Records for processing below:

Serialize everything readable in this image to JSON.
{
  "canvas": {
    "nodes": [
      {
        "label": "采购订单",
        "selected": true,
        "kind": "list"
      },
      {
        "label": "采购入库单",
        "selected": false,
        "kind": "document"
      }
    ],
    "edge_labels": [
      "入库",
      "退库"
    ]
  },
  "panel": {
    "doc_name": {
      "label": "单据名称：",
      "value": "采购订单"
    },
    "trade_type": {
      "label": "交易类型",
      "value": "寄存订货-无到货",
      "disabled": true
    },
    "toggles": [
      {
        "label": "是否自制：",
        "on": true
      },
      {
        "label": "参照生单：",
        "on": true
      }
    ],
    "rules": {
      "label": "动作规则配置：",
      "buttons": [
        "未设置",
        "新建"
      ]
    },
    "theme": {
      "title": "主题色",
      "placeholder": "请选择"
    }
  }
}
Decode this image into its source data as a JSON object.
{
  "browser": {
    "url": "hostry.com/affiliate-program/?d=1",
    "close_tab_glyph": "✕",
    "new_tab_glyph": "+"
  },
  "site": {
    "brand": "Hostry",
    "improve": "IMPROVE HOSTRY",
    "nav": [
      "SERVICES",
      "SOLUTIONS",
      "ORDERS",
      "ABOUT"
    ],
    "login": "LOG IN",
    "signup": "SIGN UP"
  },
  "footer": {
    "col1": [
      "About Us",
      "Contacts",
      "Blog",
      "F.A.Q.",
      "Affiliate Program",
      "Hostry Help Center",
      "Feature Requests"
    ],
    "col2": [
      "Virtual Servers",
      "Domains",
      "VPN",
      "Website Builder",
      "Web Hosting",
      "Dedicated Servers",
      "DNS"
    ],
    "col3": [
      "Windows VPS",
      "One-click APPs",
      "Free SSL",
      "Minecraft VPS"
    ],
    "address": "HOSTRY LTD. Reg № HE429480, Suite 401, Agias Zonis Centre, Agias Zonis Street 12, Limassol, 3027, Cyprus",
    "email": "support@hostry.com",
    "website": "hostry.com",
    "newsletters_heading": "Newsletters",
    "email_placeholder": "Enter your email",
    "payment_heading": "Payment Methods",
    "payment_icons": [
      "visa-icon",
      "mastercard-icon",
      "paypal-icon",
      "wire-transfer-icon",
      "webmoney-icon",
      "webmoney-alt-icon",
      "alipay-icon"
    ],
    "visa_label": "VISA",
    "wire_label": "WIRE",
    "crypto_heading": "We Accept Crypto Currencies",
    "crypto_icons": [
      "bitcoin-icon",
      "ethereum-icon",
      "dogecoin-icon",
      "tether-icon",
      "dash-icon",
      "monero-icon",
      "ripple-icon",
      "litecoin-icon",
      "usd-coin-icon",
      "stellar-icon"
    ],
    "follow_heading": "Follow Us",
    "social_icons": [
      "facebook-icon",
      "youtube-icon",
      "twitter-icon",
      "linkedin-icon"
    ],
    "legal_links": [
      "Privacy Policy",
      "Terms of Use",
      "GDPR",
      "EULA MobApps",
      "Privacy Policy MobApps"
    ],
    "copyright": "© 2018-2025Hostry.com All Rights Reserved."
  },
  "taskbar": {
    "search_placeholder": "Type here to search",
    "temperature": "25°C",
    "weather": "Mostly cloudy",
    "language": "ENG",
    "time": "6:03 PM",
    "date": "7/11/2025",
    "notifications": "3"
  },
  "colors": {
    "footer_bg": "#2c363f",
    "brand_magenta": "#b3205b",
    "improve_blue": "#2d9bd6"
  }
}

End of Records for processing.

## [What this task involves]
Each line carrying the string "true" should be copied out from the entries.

## [Result]
        "selected": true,
      "disabled": true
        "on": true
        "on": true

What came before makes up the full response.